"A smart, fast-paced comedy that wrings laughs from the topics of cultural identity and assimilation. Neither predictable nor politically correct, it's a satirical cartoon that has heart and even occasional poignancy." --TheaterMania

"If you are in the mood for a smart and cheeky deconstruction of race in California today, look no further. This audacious satire...skewers clichés and bursts taboos from start to finish... The San Francisco playwright also has a flair for irreverence that won't quit." --San Jose Mercury News

"Ching Chong Chinaman is a wildly inventive, raucously funny ride. Though rooted in Asian American literary tradition, this play upends its conventions with inspired irreverence, aided by brilliant staging and a powerhouse ensemble.

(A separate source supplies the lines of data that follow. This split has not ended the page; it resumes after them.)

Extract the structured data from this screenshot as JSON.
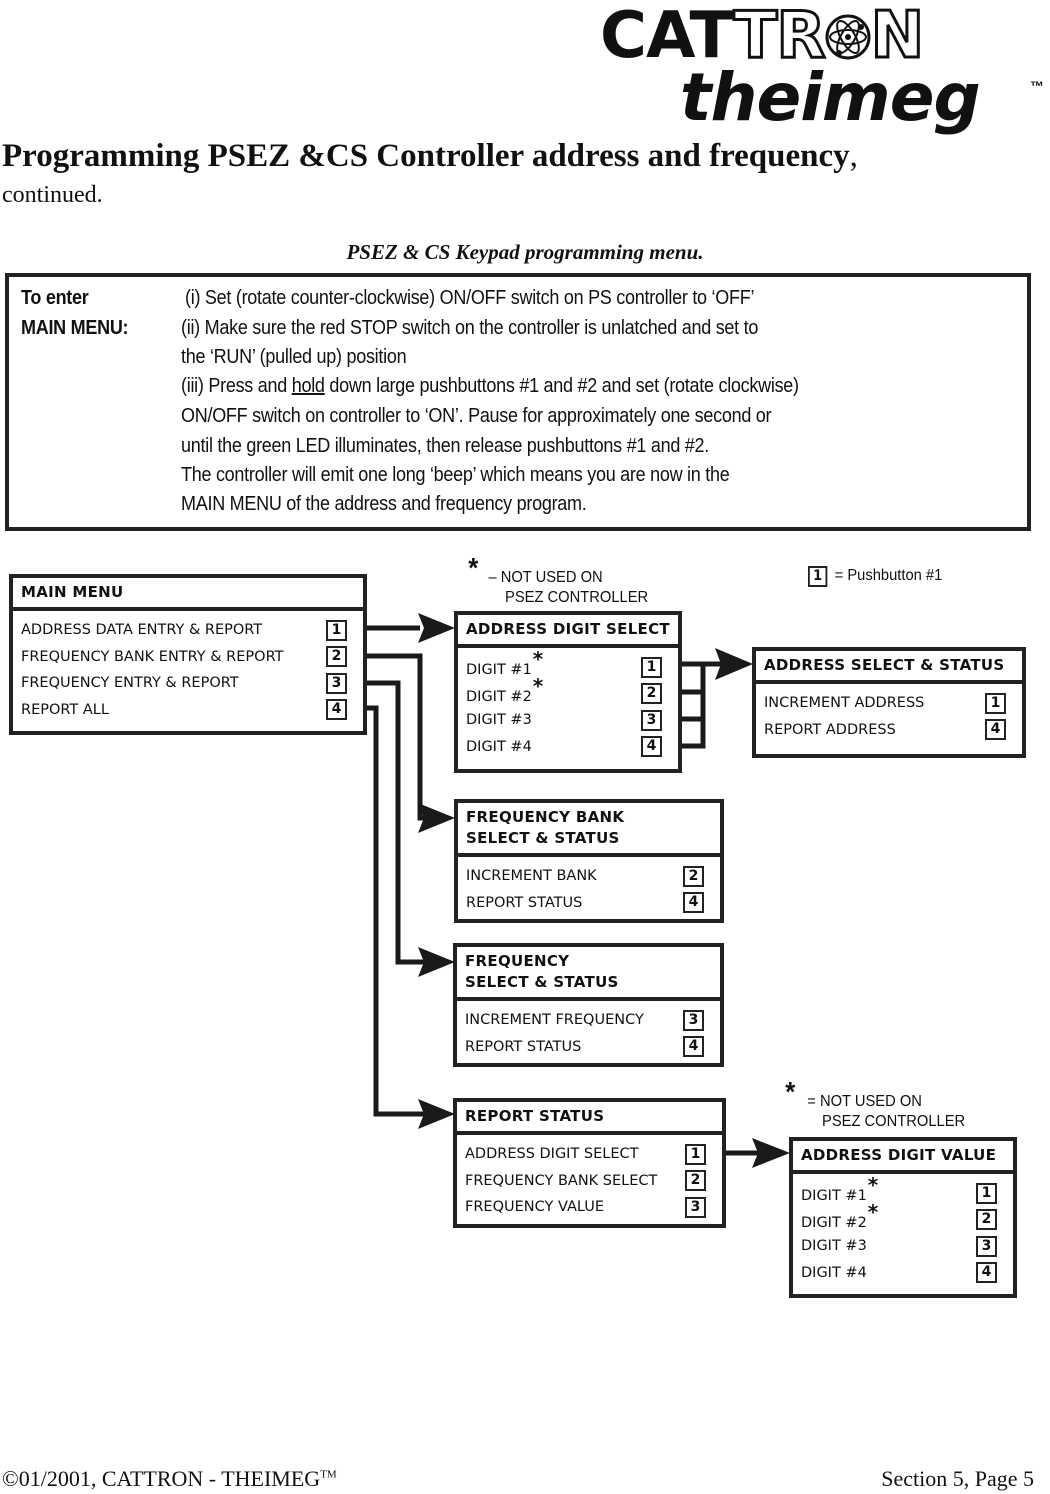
{
  "logo": {
    "line1_solid": "CAT",
    "line1_outline_a": "TR",
    "atom_icon": "atom-icon",
    "line1_outline_b": "N",
    "line2": "theimeg",
    "tm": "™"
  },
  "header": {
    "title": "Programming PSEZ &CS Controller address and frequency",
    "title_comma": ",",
    "subtitle": "continued.",
    "caption": "PSEZ & CS Keypad programming menu."
  },
  "instructions": {
    "label_line1": "To enter",
    "label_line2": "MAIN MENU:",
    "step1": "(i)  Set (rotate counter-clockwise) ON/OFF switch on PS controller to ‘OFF’",
    "step2_line1": "(ii)  Make sure the red STOP switch on the controller is unlatched and set to",
    "step2_line2": " the ‘RUN’ (pulled up) position",
    "step3_pre": "(iii) Press and ",
    "step3_underlined": "hold",
    "step3_post": " down large pushbuttons #1 and #2 and set (rotate clockwise)",
    "step3_line2": "ON/OFF switch on controller to ‘ON’.  Pause for approximately one second or",
    "step3_line3": "until the green LED illuminates, then release pushbuttons #1 and #2.",
    "step3_line4": "The controller will emit one long ‘beep’ which means you are now in the",
    "step3_line5": "MAIN MENU of the address and frequency program."
  },
  "legend": {
    "star_symbol": "*",
    "star_note_top_line1": "– NOT USED ON",
    "star_note_top_line2": "PSEZ CONTROLLER",
    "star_note_bottom_line1": "= NOT USED ON",
    "star_note_bottom_line2": "PSEZ CONTROLLER",
    "key_example": "1",
    "key_example_text": "= Pushbutton #1"
  },
  "menus": {
    "main": {
      "title": "MAIN MENU",
      "items": [
        {
          "label": "ADDRESS DATA ENTRY & REPORT",
          "key": "1"
        },
        {
          "label": "FREQUENCY BANK ENTRY & REPORT",
          "key": "2"
        },
        {
          "label": "FREQUENCY ENTRY & REPORT",
          "key": "3"
        },
        {
          "label": "REPORT ALL",
          "key": "4"
        }
      ]
    },
    "address_digit_select": {
      "title": "ADDRESS DIGIT SELECT",
      "items": [
        {
          "label": "DIGIT #1",
          "key": "1",
          "star": "*"
        },
        {
          "label": "DIGIT #2",
          "key": "2",
          "star": "*"
        },
        {
          "label": "DIGIT #3",
          "key": "3"
        },
        {
          "label": "DIGIT #4",
          "key": "4"
        }
      ]
    },
    "address_select_status": {
      "title": "ADDRESS SELECT & STATUS",
      "items": [
        {
          "label": "INCREMENT ADDRESS",
          "key": "1"
        },
        {
          "label": "REPORT ADDRESS",
          "key": "4"
        }
      ]
    },
    "frequency_bank": {
      "title_line1": "FREQUENCY BANK",
      "title_line2": "SELECT & STATUS",
      "items": [
        {
          "label": "INCREMENT BANK",
          "key": "2"
        },
        {
          "label": "REPORT STATUS",
          "key": "4"
        }
      ]
    },
    "frequency": {
      "title_line1": "FREQUENCY",
      "title_line2": "SELECT & STATUS",
      "items": [
        {
          "label": "INCREMENT FREQUENCY",
          "key": "3"
        },
        {
          "label": "REPORT STATUS",
          "key": "4"
        }
      ]
    },
    "report_status": {
      "title": "REPORT STATUS",
      "items": [
        {
          "label": "ADDRESS DIGIT SELECT",
          "key": "1"
        },
        {
          "label": "FREQUENCY BANK SELECT",
          "key": "2"
        },
        {
          "label": "FREQUENCY VALUE",
          "key": "3"
        }
      ]
    },
    "address_digit_value": {
      "title": "ADDRESS DIGIT VALUE",
      "items": [
        {
          "label": "DIGIT #1",
          "key": "1",
          "star": "*"
        },
        {
          "label": "DIGIT #2",
          "key": "2",
          "star": "*"
        },
        {
          "label": "DIGIT #3",
          "key": "3"
        },
        {
          "label": "DIGIT #4",
          "key": "4"
        }
      ]
    }
  },
  "footer": {
    "copyright": "©01/2001, CATTRON - THEIMEG",
    "tm": "TM",
    "page": "Section 5, Page 5"
  }
}
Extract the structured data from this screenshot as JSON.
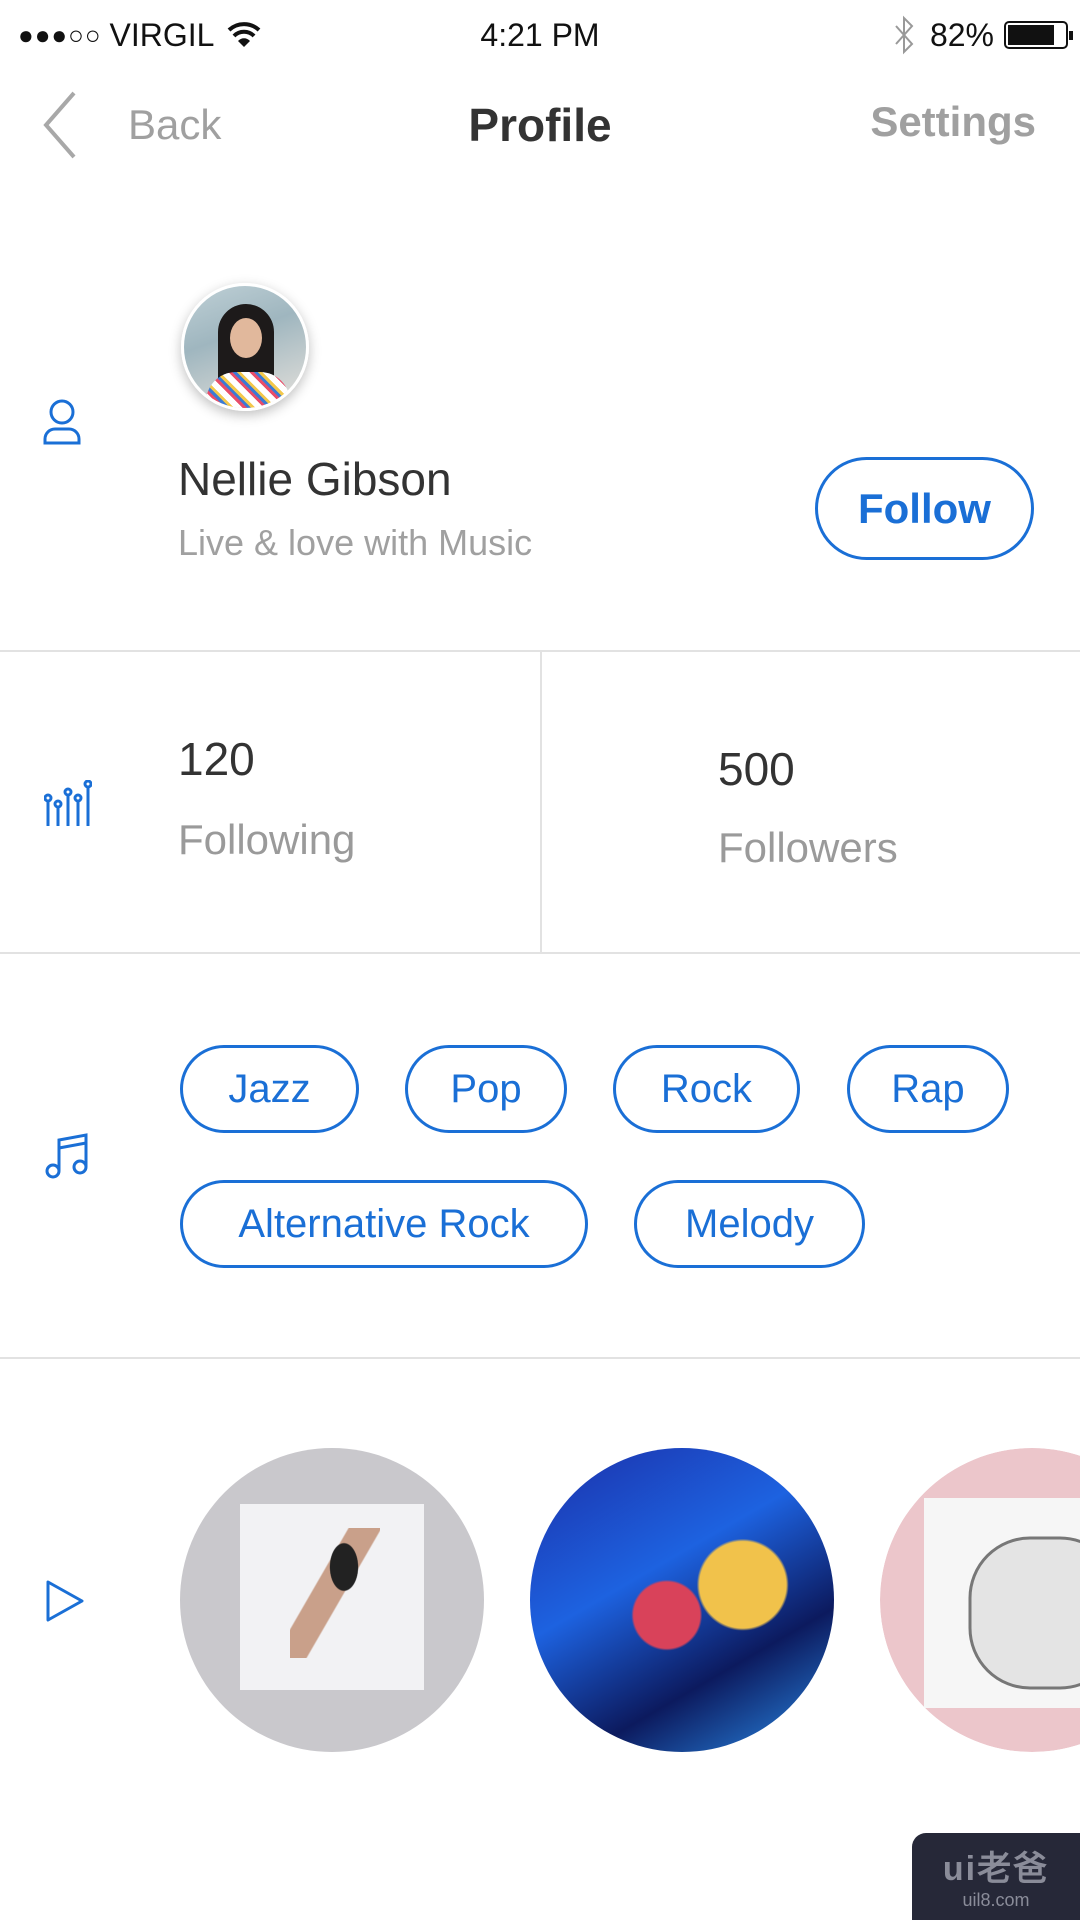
{
  "status_bar": {
    "carrier": "VIRGIL",
    "time": "4:21 PM",
    "battery": "82%",
    "signal_bars_filled": 3,
    "signal_bars_total": 5
  },
  "nav": {
    "back_label": "Back",
    "title": "Profile",
    "settings_label": "Settings"
  },
  "profile": {
    "name": "Nellie Gibson",
    "tagline": "Live & love with Music",
    "follow_label": "Follow"
  },
  "stats": {
    "following_count": "120",
    "following_label": "Following",
    "followers_count": "500",
    "followers_label": "Followers"
  },
  "genres": [
    "Jazz",
    "Pop",
    "Rock",
    "Rap",
    "Alternative Rock",
    "Melody"
  ],
  "albums": [
    {
      "art": "nicki-minaj-album"
    },
    {
      "art": "lorde-melodrama"
    },
    {
      "art": "katy-perry-album"
    }
  ],
  "colors": {
    "accent": "#1a6fd6",
    "text": "#333333",
    "muted": "#9a9a9a",
    "divider": "#e2e2e2"
  },
  "watermark": {
    "logo": "ui老爸",
    "url": "uil8.com"
  }
}
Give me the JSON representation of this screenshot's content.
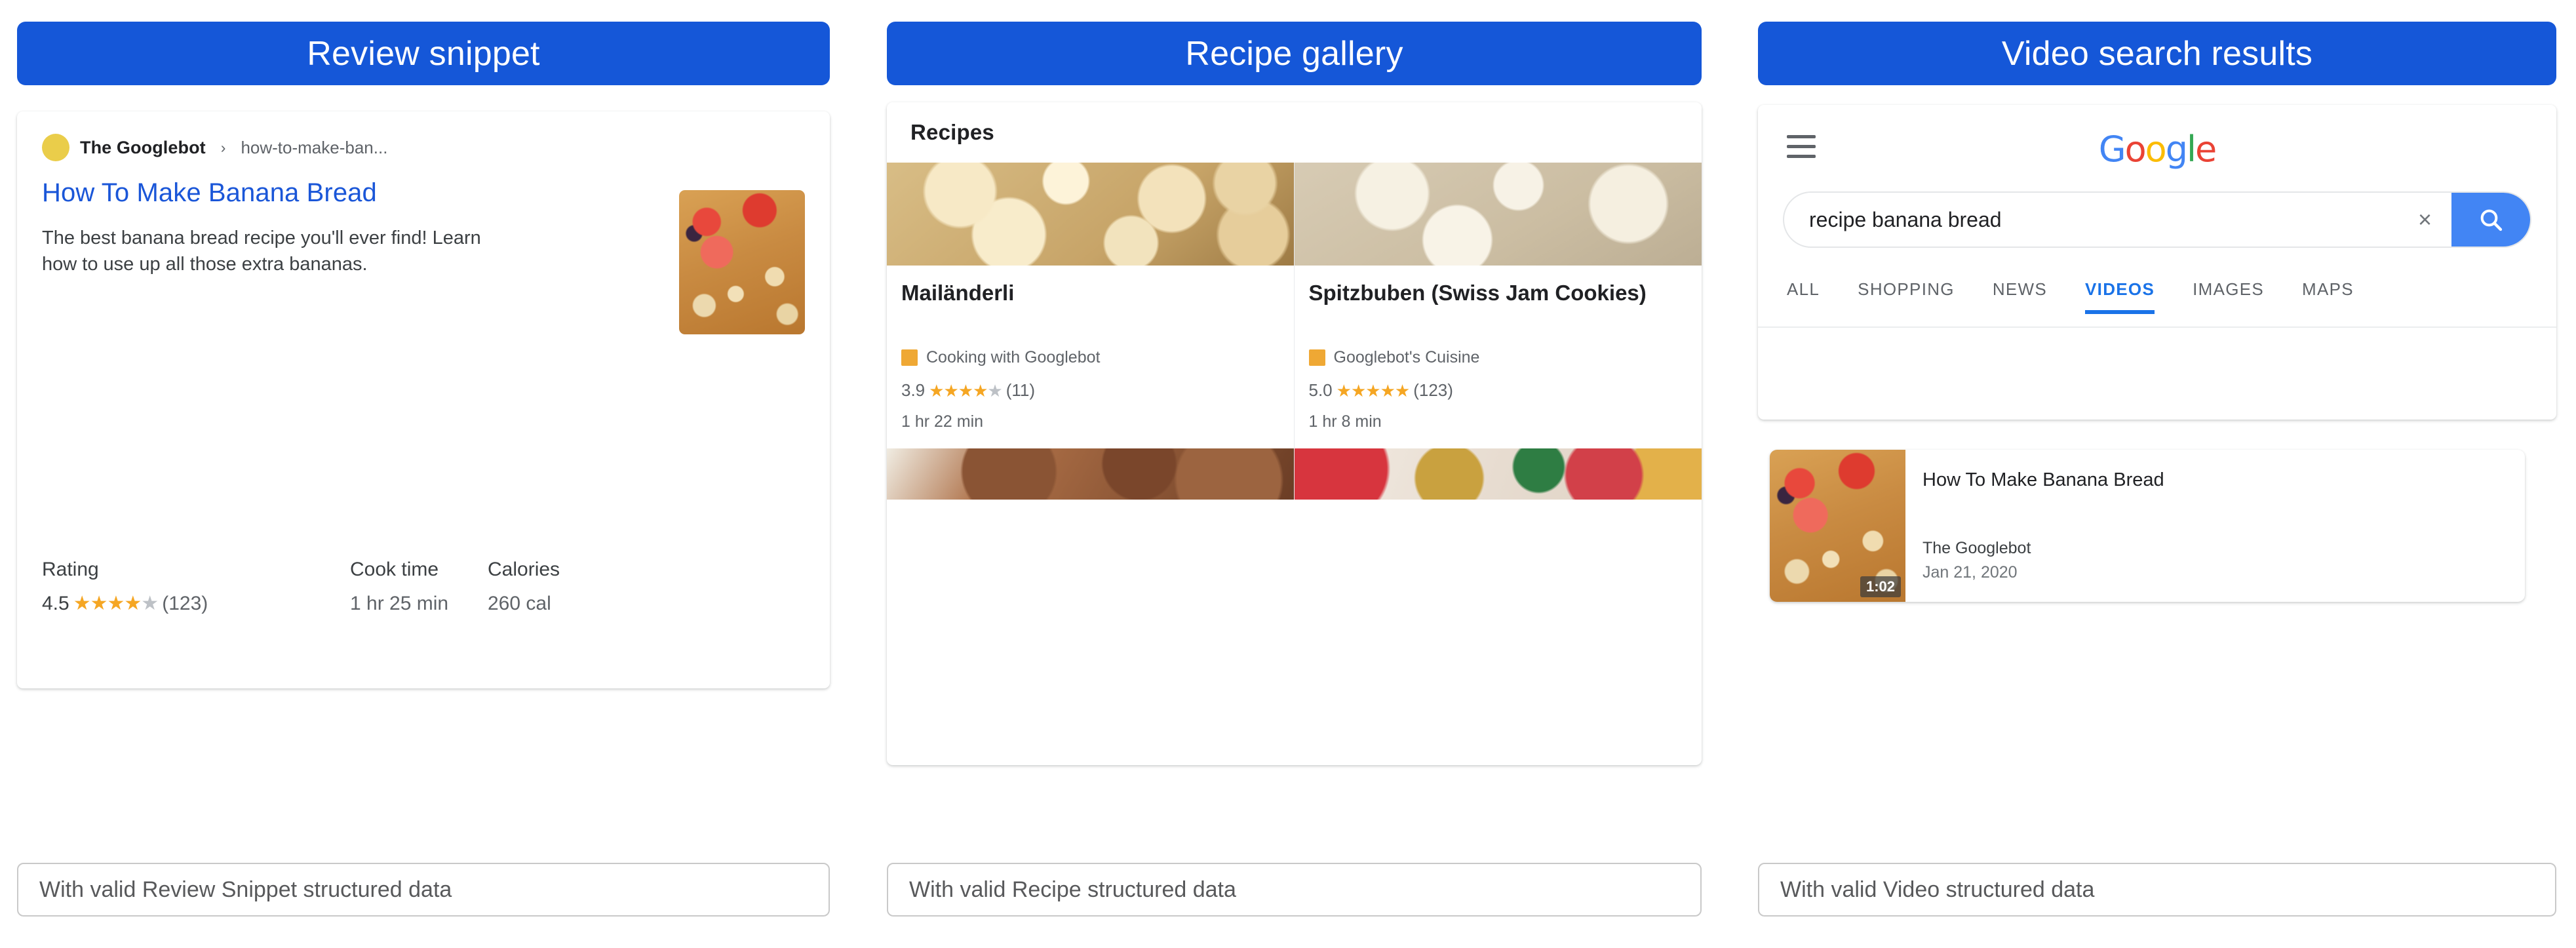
{
  "columns": [
    {
      "header": "Review snippet",
      "caption": "With valid Review Snippet structured data"
    },
    {
      "header": "Recipe gallery",
      "caption": "With valid Recipe structured data"
    },
    {
      "header": "Video search results",
      "caption": "With valid Video structured data"
    }
  ],
  "review_snippet": {
    "site_name": "The Googlebot",
    "breadcrumb_separator": "›",
    "url_path": "how-to-make-ban...",
    "title": "How To Make Banana Bread",
    "description": "The best banana bread recipe you'll ever find! Learn how to use up all those extra bananas.",
    "meta": [
      {
        "label": "Rating",
        "value": "4.5",
        "stars_full": 4,
        "stars_half": 1,
        "stars_empty": 0,
        "count": "(123)"
      },
      {
        "label": "Cook time",
        "value": "1 hr 25 min"
      },
      {
        "label": "Calories",
        "value": "260 cal"
      }
    ],
    "thumbnail_alt": "banana-bread-thumbnail"
  },
  "recipe_gallery": {
    "section_title": "Recipes",
    "items": [
      {
        "name": "Mailänderli",
        "source": "Cooking with Googlebot",
        "rating": "3.9",
        "stars_full": 4,
        "stars_empty": 1,
        "count": "(11)",
        "time": "1 hr 22 min",
        "image_alt": "butter-cookies-photo",
        "image_alt_2": "chocolate-cookies-photo"
      },
      {
        "name": "Spitzbuben (Swiss Jam Cookies)",
        "source": "Googlebot's Cuisine",
        "rating": "5.0",
        "stars_full": 5,
        "stars_empty": 0,
        "count": "(123)",
        "time": "1 hr 8 min",
        "image_alt": "jam-cookies-photo",
        "image_alt_2": "christmas-cookies-photo"
      }
    ]
  },
  "video_search": {
    "logo": {
      "g1": "G",
      "o1": "o",
      "o2": "o",
      "g2": "g",
      "l": "l",
      "e": "e"
    },
    "search_query": "recipe banana bread",
    "search_placeholder": "Search",
    "clear_label": "×",
    "tabs": [
      {
        "label": "ALL",
        "active": false
      },
      {
        "label": "SHOPPING",
        "active": false
      },
      {
        "label": "NEWS",
        "active": false
      },
      {
        "label": "VIDEOS",
        "active": true
      },
      {
        "label": "IMAGES",
        "active": false
      },
      {
        "label": "MAPS",
        "active": false
      }
    ],
    "result": {
      "title": "How To Make Banana Bread",
      "source": "The Googlebot",
      "date": "Jan 21, 2020",
      "duration": "1:02",
      "thumbnail_alt": "banana-bread-video-thumbnail"
    }
  },
  "colors": {
    "header_blue": "#1557d8",
    "link_blue": "#1a56d8",
    "tab_active_blue": "#1a73e8",
    "star_gold": "#f5a623",
    "star_grey": "#bdc1c6",
    "favicon_orange": "#efa834",
    "avatar_yellow": "#eacd4a",
    "search_button_blue": "#4285f4"
  }
}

You have not seen anything like this before. The fourth wave of Asian American playwriting has arrived." --David Henry Hwang

The Hatmaker's Wife

"[A] touchingly funny play... What makes The Hatmaker's Wife a success is its dexterity and fluidity. Yee's characters and story lines jump back and forth...between gut-laughter funny and hit-you-in-the-gut sad--and they do so with astounding truthfulness." --TheaterMania

"Exceptionally entertaining... It will linger in my memory for weeks and months to come." --DC Metro Theater Arts

"Ms. Yee...brings a courageous, childlike conviction to her fey land of make-believe." --New York Times

King of the Yees

"A delightfully disorderly entertainment, as sprawling and silly as it is unexpectedly moving." --Los Angeles Times

"King of the Yees is a freewheeling adventure that frequently acknowledges earthly concerns, framing them through a personal lens that becomes increasingly warped as we follow Yee down the rabbit hole of her conscience." --New City Stage

"This writer displays a distinctive, keen-edged wit, a quirky and capacious imagination and a fresh, millennial vision of Asian America." --Seattle Times